Requirement: A complete and exact copy of the data below is the task.

Data extract:
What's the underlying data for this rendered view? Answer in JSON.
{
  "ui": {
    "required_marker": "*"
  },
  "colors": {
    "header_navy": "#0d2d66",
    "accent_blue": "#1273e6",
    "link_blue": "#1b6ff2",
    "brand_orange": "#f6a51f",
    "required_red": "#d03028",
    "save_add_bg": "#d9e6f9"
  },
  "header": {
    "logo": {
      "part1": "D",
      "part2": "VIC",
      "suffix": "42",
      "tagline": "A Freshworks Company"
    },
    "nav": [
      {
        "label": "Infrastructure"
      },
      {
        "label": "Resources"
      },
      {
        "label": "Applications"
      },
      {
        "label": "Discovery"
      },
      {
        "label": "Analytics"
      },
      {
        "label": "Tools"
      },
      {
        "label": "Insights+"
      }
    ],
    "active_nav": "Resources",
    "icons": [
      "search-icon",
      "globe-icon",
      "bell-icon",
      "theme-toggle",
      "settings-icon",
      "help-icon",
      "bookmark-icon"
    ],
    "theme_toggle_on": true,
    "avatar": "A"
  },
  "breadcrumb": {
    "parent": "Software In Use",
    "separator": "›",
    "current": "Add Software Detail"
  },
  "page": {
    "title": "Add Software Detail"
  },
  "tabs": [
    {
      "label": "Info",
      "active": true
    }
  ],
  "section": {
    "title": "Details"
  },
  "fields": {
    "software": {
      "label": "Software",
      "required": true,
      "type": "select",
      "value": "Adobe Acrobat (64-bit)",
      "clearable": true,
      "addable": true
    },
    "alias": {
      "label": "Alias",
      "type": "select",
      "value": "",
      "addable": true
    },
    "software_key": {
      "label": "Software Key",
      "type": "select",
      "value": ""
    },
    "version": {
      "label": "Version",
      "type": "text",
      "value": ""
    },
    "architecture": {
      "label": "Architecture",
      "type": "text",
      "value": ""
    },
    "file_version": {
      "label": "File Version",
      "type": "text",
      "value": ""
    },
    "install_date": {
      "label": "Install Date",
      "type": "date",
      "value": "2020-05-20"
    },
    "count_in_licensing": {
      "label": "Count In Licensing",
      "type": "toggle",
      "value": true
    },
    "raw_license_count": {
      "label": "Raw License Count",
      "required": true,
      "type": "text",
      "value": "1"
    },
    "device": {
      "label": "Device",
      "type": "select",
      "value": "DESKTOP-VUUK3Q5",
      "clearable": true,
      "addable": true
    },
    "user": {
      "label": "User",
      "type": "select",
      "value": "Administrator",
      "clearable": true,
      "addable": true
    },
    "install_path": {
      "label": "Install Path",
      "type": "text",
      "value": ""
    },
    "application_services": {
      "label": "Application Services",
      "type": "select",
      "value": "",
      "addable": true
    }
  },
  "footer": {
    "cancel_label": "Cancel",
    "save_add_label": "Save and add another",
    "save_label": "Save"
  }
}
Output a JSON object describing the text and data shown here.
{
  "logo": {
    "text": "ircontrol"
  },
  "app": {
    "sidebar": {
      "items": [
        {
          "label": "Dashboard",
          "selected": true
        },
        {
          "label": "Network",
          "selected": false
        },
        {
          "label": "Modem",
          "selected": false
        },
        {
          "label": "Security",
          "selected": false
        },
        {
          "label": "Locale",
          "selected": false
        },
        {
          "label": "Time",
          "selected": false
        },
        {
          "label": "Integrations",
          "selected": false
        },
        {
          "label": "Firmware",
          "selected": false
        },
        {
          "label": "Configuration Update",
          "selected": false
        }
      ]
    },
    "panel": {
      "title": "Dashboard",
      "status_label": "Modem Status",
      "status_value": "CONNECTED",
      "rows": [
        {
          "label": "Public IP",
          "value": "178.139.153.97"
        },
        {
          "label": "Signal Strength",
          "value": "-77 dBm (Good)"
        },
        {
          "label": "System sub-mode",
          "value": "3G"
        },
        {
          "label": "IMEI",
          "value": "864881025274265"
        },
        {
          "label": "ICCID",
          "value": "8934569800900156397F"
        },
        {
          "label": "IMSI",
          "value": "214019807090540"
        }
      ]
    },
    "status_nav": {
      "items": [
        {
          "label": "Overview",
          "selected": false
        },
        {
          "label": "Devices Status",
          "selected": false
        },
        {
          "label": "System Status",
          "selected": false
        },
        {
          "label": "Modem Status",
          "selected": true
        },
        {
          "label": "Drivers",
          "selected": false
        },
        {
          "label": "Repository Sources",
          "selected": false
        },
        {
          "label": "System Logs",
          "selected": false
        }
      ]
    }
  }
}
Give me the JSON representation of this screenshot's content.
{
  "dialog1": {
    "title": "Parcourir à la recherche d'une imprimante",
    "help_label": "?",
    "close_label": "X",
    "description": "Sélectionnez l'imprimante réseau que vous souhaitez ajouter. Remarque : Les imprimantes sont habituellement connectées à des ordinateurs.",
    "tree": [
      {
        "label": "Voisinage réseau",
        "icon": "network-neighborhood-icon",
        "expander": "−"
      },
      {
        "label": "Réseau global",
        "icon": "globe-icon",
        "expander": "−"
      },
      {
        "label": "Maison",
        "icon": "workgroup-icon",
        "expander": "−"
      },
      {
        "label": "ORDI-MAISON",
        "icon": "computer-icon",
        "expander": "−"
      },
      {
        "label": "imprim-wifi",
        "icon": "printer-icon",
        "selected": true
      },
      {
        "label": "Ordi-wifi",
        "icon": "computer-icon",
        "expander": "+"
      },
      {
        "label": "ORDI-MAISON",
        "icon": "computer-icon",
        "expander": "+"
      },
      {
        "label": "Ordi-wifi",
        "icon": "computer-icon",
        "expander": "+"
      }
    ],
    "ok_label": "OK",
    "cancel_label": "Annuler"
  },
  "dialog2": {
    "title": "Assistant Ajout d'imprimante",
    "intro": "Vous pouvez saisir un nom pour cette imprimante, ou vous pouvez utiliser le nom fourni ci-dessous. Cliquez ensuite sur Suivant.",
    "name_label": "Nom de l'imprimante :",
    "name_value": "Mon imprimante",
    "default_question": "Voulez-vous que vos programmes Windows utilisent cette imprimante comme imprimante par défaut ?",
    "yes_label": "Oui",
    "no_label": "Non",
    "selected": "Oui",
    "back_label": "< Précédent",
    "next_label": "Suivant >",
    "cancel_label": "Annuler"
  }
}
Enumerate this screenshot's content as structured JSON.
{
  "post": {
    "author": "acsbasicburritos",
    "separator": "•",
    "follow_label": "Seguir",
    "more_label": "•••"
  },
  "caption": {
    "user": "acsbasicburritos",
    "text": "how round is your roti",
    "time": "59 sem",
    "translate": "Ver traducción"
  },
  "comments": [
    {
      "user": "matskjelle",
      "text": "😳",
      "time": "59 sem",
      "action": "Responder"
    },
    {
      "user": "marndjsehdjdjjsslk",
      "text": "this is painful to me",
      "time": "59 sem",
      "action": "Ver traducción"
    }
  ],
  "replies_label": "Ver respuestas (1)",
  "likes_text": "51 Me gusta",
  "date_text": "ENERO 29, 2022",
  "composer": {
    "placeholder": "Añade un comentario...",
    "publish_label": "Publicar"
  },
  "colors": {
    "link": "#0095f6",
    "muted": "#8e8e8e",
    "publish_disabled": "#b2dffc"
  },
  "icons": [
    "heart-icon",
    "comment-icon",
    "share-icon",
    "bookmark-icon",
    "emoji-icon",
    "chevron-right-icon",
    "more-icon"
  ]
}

Answer section:
What's the underlying data for this rendered view? Answer in JSON.
{
  "ui": {
    "required_marker": "*"
  },
  "colors": {
    "header_navy": "#0d2d66",
    "accent_blue": "#1273e6",
    "link_blue": "#1b6ff2",
    "brand_orange": "#f6a51f",
    "required_red": "#d03028",
    "save_add_bg": "#d9e6f9"
  },
  "header": {
    "logo": {
      "part1": "D",
      "part2": "VIC",
      "suffix": "42",
      "tagline": "A Freshworks Company"
    },
    "nav": [
      {
        "label": "Infrastructure"
      },
      {
        "label": "Resources"
      },
      {
        "label": "Applications"
      },
      {
        "label": "Discovery"
      },
      {
        "label": "Analytics"
      },
      {
        "label": "Tools"
      },
      {
        "label": "Insights+"
      }
    ],
    "active_nav": "Resources",
    "icons": [
      "search-icon",
      "globe-icon",
      "bell-icon",
      "theme-toggle",
      "settings-icon",
      "help-icon",
      "bookmark-icon"
    ],
    "theme_toggle_on": true,
    "avatar": "A"
  },
  "breadcrumb": {
    "parent": "Software In Use",
    "separator": "›",
    "current": "Add Software Detail"
  },
  "page": {
    "title": "Add Software Detail"
  },
  "tabs": [
    {
      "label": "Info",
      "active": true
    }
  ],
  "section": {
    "title": "Details"
  },
  "fields": {
    "software": {
      "label": "Software",
      "required": true,
      "type": "select",
      "value": "Adobe Acrobat (64-bit)",
      "clearable": true,
      "addable": true
    },
    "alias": {
      "label": "Alias",
      "type": "select",
      "value": "",
      "addable": true
    },
    "software_key": {
      "label": "Software Key",
      "type": "select",
      "value": ""
    },
    "version": {
      "label": "Version",
      "type": "text",
      "value": ""
    },
    "architecture": {
      "label": "Architecture",
      "type": "text",
      "value": ""
    },
    "file_version": {
      "label": "File Version",
      "type": "text",
      "value": ""
    },
    "install_date": {
      "label": "Install Date",
      "type": "date",
      "value": "2020-05-20"
    },
    "count_in_licensing": {
      "label": "Count In Licensing",
      "type": "toggle",
      "value": true
    },
    "raw_license_count": {
      "label": "Raw License Count",
      "required": true,
      "type": "text",
      "value": "1"
    },
    "device": {
      "label": "Device",
      "type": "select",
      "value": "DESKTOP-VUUK3Q5",
      "clearable": true,
      "addable": true
    },
    "user": {
      "label": "User",
      "type": "select",
      "value": "Administrator",
      "clearable": true,
      "addable": true
    },
    "install_path": {
      "label": "Install Path",
      "type": "text",
      "value": ""
    },
    "application_services": {
      "label": "Application Services",
      "type": "select",
      "value": "",
      "addable": true
    }
  },
  "footer": {
    "cancel_label": "Cancel",
    "save_add_label": "Save and add another",
    "save_label": "Save"
  }
}
Output a JSON object describing the text and data shown here.
{
  "logo": {
    "text": "ircontrol"
  },
  "app": {
    "sidebar": {
      "items": [
        {
          "label": "Dashboard",
          "selected": true
        },
        {
          "label": "Network",
          "selected": false
        },
        {
          "label": "Modem",
          "selected": false
        },
        {
          "label": "Security",
          "selected": false
        },
        {
          "label": "Locale",
          "selected": false
        },
        {
          "label": "Time",
          "selected": false
        },
        {
          "label": "Integrations",
          "selected": false
        },
        {
          "label": "Firmware",
          "selected": false
        },
        {
          "label": "Configuration Update",
          "selected": false
        }
      ]
    },
    "panel": {
      "title": "Dashboard",
      "status_label": "Modem Status",
      "status_value": "CONNECTED",
      "rows": [
        {
          "label": "Public IP",
          "value": "178.139.153.97"
        },
        {
          "label": "Signal Strength",
          "value": "-77 dBm (Good)"
        },
        {
          "label": "System sub-mode",
          "value": "3G"
        },
        {
          "label": "IMEI",
          "value": "864881025274265"
        },
        {
          "label": "ICCID",
          "value": "8934569800900156397F"
        },
        {
          "label": "IMSI",
          "value": "214019807090540"
        }
      ]
    },
    "status_nav": {
      "items": [
        {
          "label": "Overview",
          "selected": false
        },
        {
          "label": "Devices Status",
          "selected": false
        },
        {
          "label": "System Status",
          "selected": false
        },
        {
          "label": "Modem Status",
          "selected": true
        },
        {
          "label": "Drivers",
          "selected": false
        },
        {
          "label": "Repository Sources",
          "selected": false
        },
        {
          "label": "System Logs",
          "selected": false
        }
      ]
    }
  }
}
Give me the JSON representation of this screenshot's content.
{
  "dialog1": {
    "title": "Parcourir à la recherche d'une imprimante",
    "help_label": "?",
    "close_label": "X",
    "description": "Sélectionnez l'imprimante réseau que vous souhaitez ajouter. Remarque : Les imprimantes sont habituellement connectées à des ordinateurs.",
    "tree": [
      {
        "label": "Voisinage réseau",
        "icon": "network-neighborhood-icon",
        "expander": "−"
      },
      {
        "label": "Réseau global",
        "icon": "globe-icon",
        "expander": "−"
      },
      {
        "label": "Maison",
        "icon": "workgroup-icon",
        "expander": "−"
      },
      {
        "label": "ORDI-MAISON",
        "icon": "computer-icon",
        "expander": "−"
      },
      {
        "label": "imprim-wifi",
        "icon": "printer-icon",
        "selected": true
      },
      {
        "label": "Ordi-wifi",
        "icon": "computer-icon",
        "expander": "+"
      },
      {
        "label": "ORDI-MAISON",
        "icon": "computer-icon",
        "expander": "+"
      },
      {
        "label": "Ordi-wifi",
        "icon": "computer-icon",
        "expander": "+"
      }
    ],
    "ok_label": "OK",
    "cancel_label": "Annuler"
  },
  "dialog2": {
    "title": "Assistant Ajout d'imprimante",
    "intro": "Vous pouvez saisir un nom pour cette imprimante, ou vous pouvez utiliser le nom fourni ci-dessous. Cliquez ensuite sur Suivant.",
    "name_label": "Nom de l'imprimante :",
    "name_value": "Mon imprimante",
    "default_question": "Voulez-vous que vos programmes Windows utilisent cette imprimante comme imprimante par défaut ?",
    "yes_label": "Oui",
    "no_label": "Non",
    "selected": "Oui",
    "back_label": "< Précédent",
    "next_label": "Suivant >",
    "cancel_label": "Annuler"
  }
}
Enumerate this screenshot's content as structured JSON.
{
  "post": {
    "author": "acsbasicburritos",
    "separator": "•",
    "follow_label": "Seguir",
    "more_label": "•••"
  },
  "caption": {
    "user": "acsbasicburritos",
    "text": "how round is your roti",
    "time": "59 sem",
    "translate": "Ver traducción"
  },
  "comments": [
    {
      "user": "matskjelle",
      "text": "😳",
      "time": "59 sem",
      "action": "Responder"
    },
    {
      "user": "marndjsehdjdjjsslk",
      "text": "this is painful to me",
      "time": "59 sem",
      "action": "Ver traducción"
    }
  ],
  "replies_label": "Ver respuestas (1)",
  "likes_text": "51 Me gusta",
  "date_text": "ENERO 29, 2022",
  "composer": {
    "placeholder": "Añade un comentario...",
    "publish_label": "Publicar"
  },
  "colors": {
    "link": "#0095f6",
    "muted": "#8e8e8e",
    "publish_disabled": "#b2dffc"
  },
  "icons": [
    "heart-icon",
    "comment-icon",
    "share-icon",
    "bookmark-icon",
    "emoji-icon",
    "chevron-right-icon",
    "more-icon"
  ]
}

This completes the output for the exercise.